### Stored dataset items
────────────────
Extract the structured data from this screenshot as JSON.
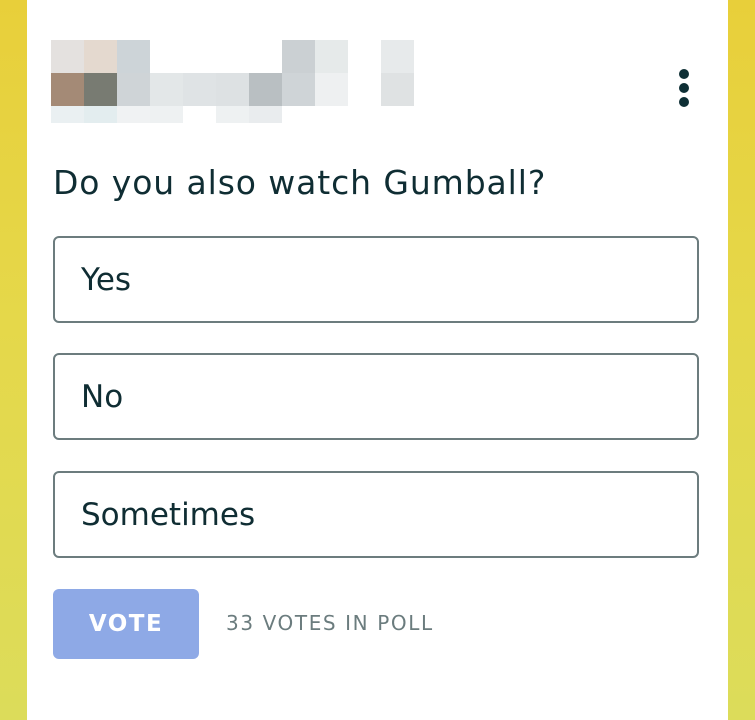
{
  "header": {
    "username_blurred": "",
    "menu_icon": "kebab-vertical-icon"
  },
  "poll": {
    "question": "Do you also watch Gumball?",
    "options": [
      {
        "label": "Yes"
      },
      {
        "label": "No"
      },
      {
        "label": "Sometimes"
      }
    ],
    "vote_button_label": "VOTE",
    "vote_count_text": "33 VOTES IN POLL"
  },
  "colors": {
    "background": "#e6d543",
    "card": "#ffffff",
    "text": "#0f2d33",
    "option_border": "#6c7c7e",
    "vote_button": "#8ea9e6",
    "muted_text": "#6b7c7e"
  }
}
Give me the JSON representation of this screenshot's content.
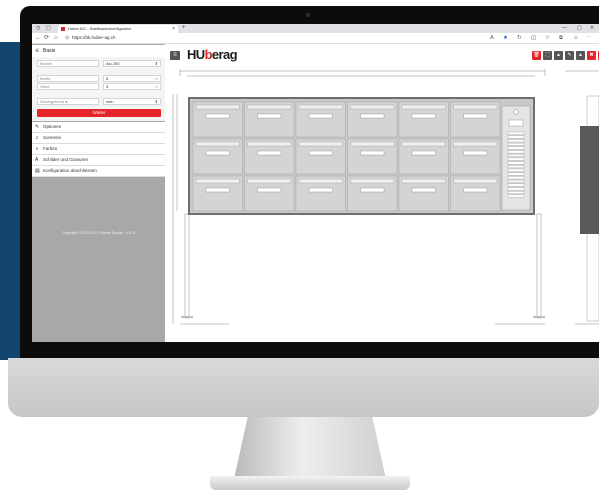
{
  "browser": {
    "tab_title": "Huber AG – Briefkastenkonfigurator",
    "tab_close": "×",
    "new_tab": "+",
    "url": "https://bk.huber-ag.ch",
    "nav_back": "←",
    "nav_forward": "→",
    "nav_reload": "⟳",
    "nav_home": "⌂"
  },
  "sidebar": {
    "section_title": "Basis",
    "fields": [
      {
        "label": "Modell",
        "value": "Alu 250",
        "control": "⬍"
      },
      {
        "label": "Breite",
        "value": "6",
        "control": "- +"
      },
      {
        "label": "Höhe",
        "value": "3",
        "control": "- +"
      },
      {
        "label": "Durchgehend ●",
        "value": "nein",
        "control": "⬍"
      }
    ],
    "continue_button": "Weiter",
    "menu": [
      {
        "icon": "✎",
        "label": "Optionen"
      },
      {
        "icon": "♫",
        "label": "Sonnerie"
      },
      {
        "icon": "◑",
        "label": "Farben"
      },
      {
        "icon": "A",
        "label": "Schilder und Gravuren"
      },
      {
        "icon": "▤",
        "label": "Konfiguration abschliessen"
      }
    ],
    "copyright": "Copyright ©2016-2023 Fitness Design · v12.9"
  },
  "app": {
    "logo_dark_1": "HU",
    "logo_red": "b",
    "logo_dark_2": "erag",
    "menu_icon": "≡",
    "toolbar": [
      {
        "icon": "🗑",
        "color": "#e5242b"
      },
      {
        "icon": "⛶",
        "color": "#555555"
      },
      {
        "icon": "▲",
        "color": "#555555"
      },
      {
        "icon": "✎",
        "color": "#555555"
      },
      {
        "icon": "▲",
        "color": "#555555"
      },
      {
        "icon": "✖",
        "color": "#e5242b"
      },
      {
        "icon": "⚙",
        "color": "#e5242b"
      }
    ]
  },
  "drawing": {
    "columns": 6,
    "rows": 3,
    "panel_color": "#d4d4d4",
    "frame_color": "#6e6e6e",
    "side_view_color": "#595959"
  }
}
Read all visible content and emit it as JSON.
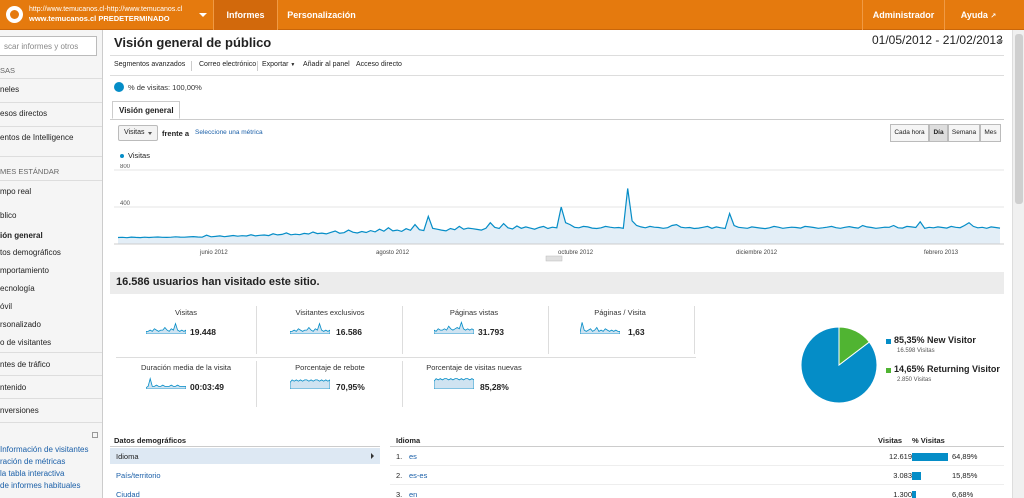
{
  "topbar": {
    "account_line1": "http://www.temucanos.cl-http://www.temucanos.cl",
    "account_line2": "www.temucanos.cl PREDETERMINADO",
    "tabs": [
      {
        "label": "Informes",
        "active": true
      },
      {
        "label": "Personalización",
        "active": false
      }
    ],
    "admin": "Administrador",
    "help": "Ayuda"
  },
  "sidebar": {
    "search_placeholder": "scar informes y otros",
    "items": [
      {
        "label": "SAS",
        "type": "head"
      },
      {
        "label": "neles",
        "type": "item"
      },
      {
        "label": "esos directos",
        "type": "item"
      },
      {
        "label": "entos de Intelligence",
        "type": "item"
      },
      {
        "label": "MES ESTÁNDAR",
        "type": "head"
      },
      {
        "label": "mpo real",
        "type": "item"
      },
      {
        "label": "blico",
        "type": "item"
      },
      {
        "label": "ión general",
        "type": "sel"
      },
      {
        "label": "tos demográficos",
        "type": "item"
      },
      {
        "label": "mportamiento",
        "type": "item"
      },
      {
        "label": "ecnología",
        "type": "item"
      },
      {
        "label": "óvil",
        "type": "item"
      },
      {
        "label": "rsonalizado",
        "type": "item"
      },
      {
        "label": "o de visitantes",
        "type": "item"
      },
      {
        "label": "ntes de tráfico",
        "type": "item"
      },
      {
        "label": "ntenido",
        "type": "item"
      },
      {
        "label": "nversiones",
        "type": "item"
      }
    ],
    "links": [
      "Información de visitantes",
      "ración de métricas",
      "la tabla interactiva",
      "de informes habituales"
    ]
  },
  "main": {
    "title": "Visión general de público",
    "date_range": "01/05/2012 - 21/02/2013",
    "toolbar": [
      "Segmentos avanzados",
      "Correo electrónico",
      "Exportar",
      "Añadir al panel",
      "Acceso directo"
    ],
    "pct_visits": "% de visitas: 100,00%",
    "tab": "Visión general",
    "metric": "Visitas",
    "vs": "frente a",
    "select_metric": "Seleccione una métrica",
    "granularity": [
      {
        "label": "Cada hora",
        "on": false
      },
      {
        "label": "Día",
        "on": true
      },
      {
        "label": "Semana",
        "on": false
      },
      {
        "label": "Mes",
        "on": false
      }
    ],
    "legend": "Visitas",
    "summary": "16.586 usuarios han visitado este sitio."
  },
  "chart_data": {
    "type": "area",
    "series": [
      {
        "name": "Visitas",
        "values": [
          70,
          72,
          68,
          75,
          71,
          69,
          74,
          70,
          73,
          76,
          72,
          71,
          74,
          78,
          75,
          73,
          77,
          80,
          76,
          74,
          95,
          78,
          82,
          88,
          79,
          85,
          92,
          84,
          90,
          86,
          100,
          88,
          94,
          97,
          91,
          110,
          98,
          104,
          120,
          99,
          106,
          101,
          115,
          108,
          130,
          112,
          118,
          109,
          125,
          140,
          117,
          122,
          150,
          128,
          119,
          135,
          124,
          145,
          131,
          160,
          138,
          175,
          142,
          150,
          136,
          165,
          148,
          210,
          155,
          145,
          300,
          170,
          160,
          150,
          142,
          168,
          155,
          190,
          160,
          172,
          165,
          158,
          150,
          170,
          230,
          180,
          168,
          220,
          175,
          162,
          195,
          170,
          185,
          172,
          160,
          178,
          190,
          168,
          182,
          175,
          400,
          230,
          210,
          180,
          175,
          190,
          185,
          172,
          168,
          175,
          190,
          182,
          175,
          178,
          170,
          600,
          250,
          200,
          185,
          175,
          190,
          182,
          178,
          170,
          176,
          200,
          210,
          182,
          175,
          178,
          168,
          172,
          180,
          190,
          170,
          185,
          175,
          168,
          330,
          200,
          180,
          175,
          170,
          185,
          178,
          172,
          166,
          175,
          190,
          182,
          170,
          176,
          182,
          178,
          172,
          190,
          185,
          178,
          170,
          175,
          182,
          190,
          176,
          170,
          180,
          188,
          178,
          172,
          200,
          185,
          178,
          170,
          175,
          182,
          180,
          200,
          175,
          172,
          190,
          185,
          178,
          240,
          170,
          180,
          175,
          185,
          178,
          172,
          190,
          180,
          176,
          200,
          230,
          190,
          175,
          180,
          170,
          185,
          178,
          172
        ]
      }
    ],
    "x_tick_labels": [
      "junio 2012",
      "agosto 2012",
      "octubre 2012",
      "diciembre 2012",
      "febrero 2013"
    ],
    "y_tick_labels": [
      "800",
      "400"
    ],
    "ylim": [
      0,
      800
    ],
    "grid": true
  },
  "stats": [
    {
      "label": "Visitas",
      "value": "19.448"
    },
    {
      "label": "Visitantes exclusivos",
      "value": "16.586"
    },
    {
      "label": "Páginas vistas",
      "value": "31.793"
    },
    {
      "label": "Páginas / Visita",
      "value": "1,63"
    },
    {
      "label": "Duración media de la visita",
      "value": "00:03:49"
    },
    {
      "label": "Porcentaje de rebote",
      "value": "70,95%"
    },
    {
      "label": "Porcentaje de visitas nuevas",
      "value": "85,28%"
    }
  ],
  "pie": {
    "new_pct": "85,35%",
    "new_label": "New Visitor",
    "new_sub": "16.598 Visitas",
    "new_color": "#058dc7",
    "new_share": 0.8535,
    "ret_pct": "14,65%",
    "ret_label": "Returning Visitor",
    "ret_sub": "2.850 Visitas",
    "ret_color": "#50b432"
  },
  "demographics": {
    "head": "Datos demográficos",
    "rows": [
      {
        "label": "Idioma",
        "selected": true
      },
      {
        "label": "País/territorio",
        "selected": false
      },
      {
        "label": "Ciudad",
        "selected": false
      }
    ]
  },
  "lang_table": {
    "col_lang": "Idioma",
    "col_visits": "Visitas",
    "col_pct": "% Visitas",
    "rows": [
      {
        "n": "1.",
        "lang": "es",
        "visits": "12.619",
        "pct": "64,89%",
        "share": 0.6489
      },
      {
        "n": "2.",
        "lang": "es-es",
        "visits": "3.083",
        "pct": "15,85%",
        "share": 0.1585
      },
      {
        "n": "3.",
        "lang": "en",
        "visits": "1.300",
        "pct": "6,68%",
        "share": 0.0668
      }
    ]
  }
}
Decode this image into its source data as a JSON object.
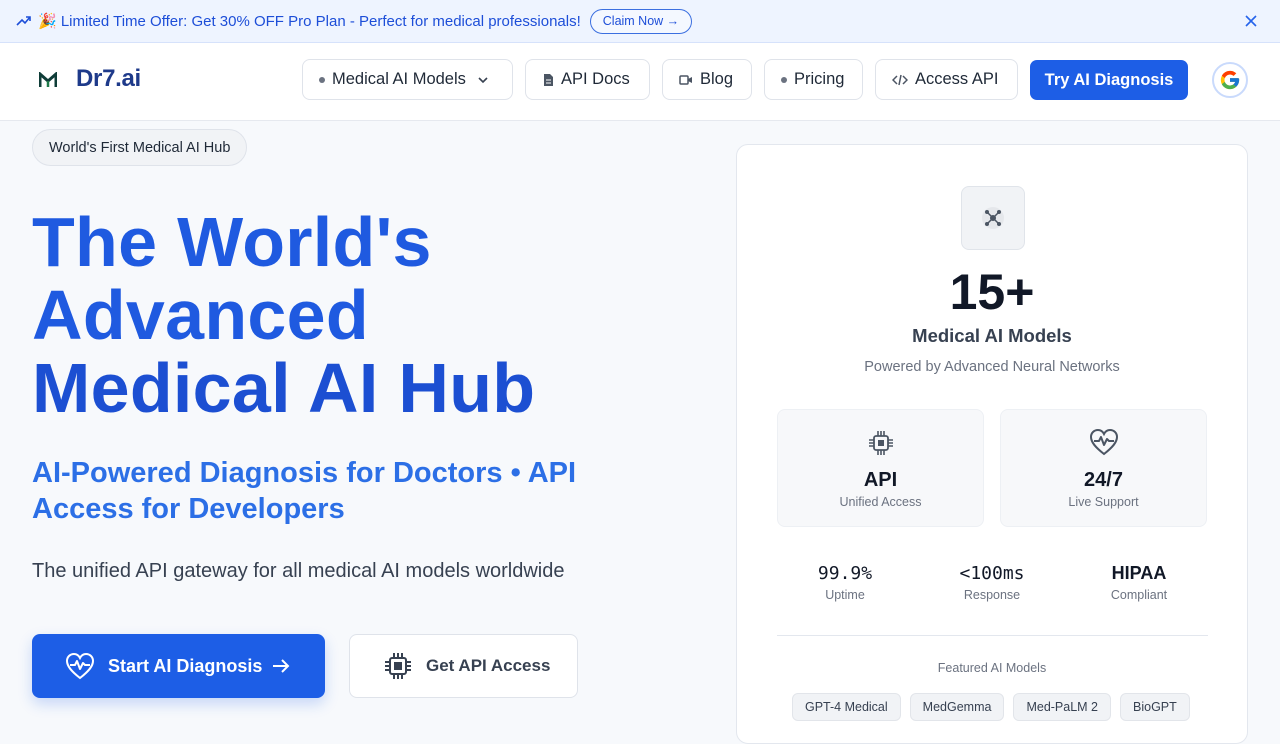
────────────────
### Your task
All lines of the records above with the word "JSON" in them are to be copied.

### Solution for this exercise
Extract the structured data from this screenshot as JSON.
Give me the JSON representation of this screenshot's content.
Read all visible content and emit it as JSON.
Decode this image into its source data as a JSON object.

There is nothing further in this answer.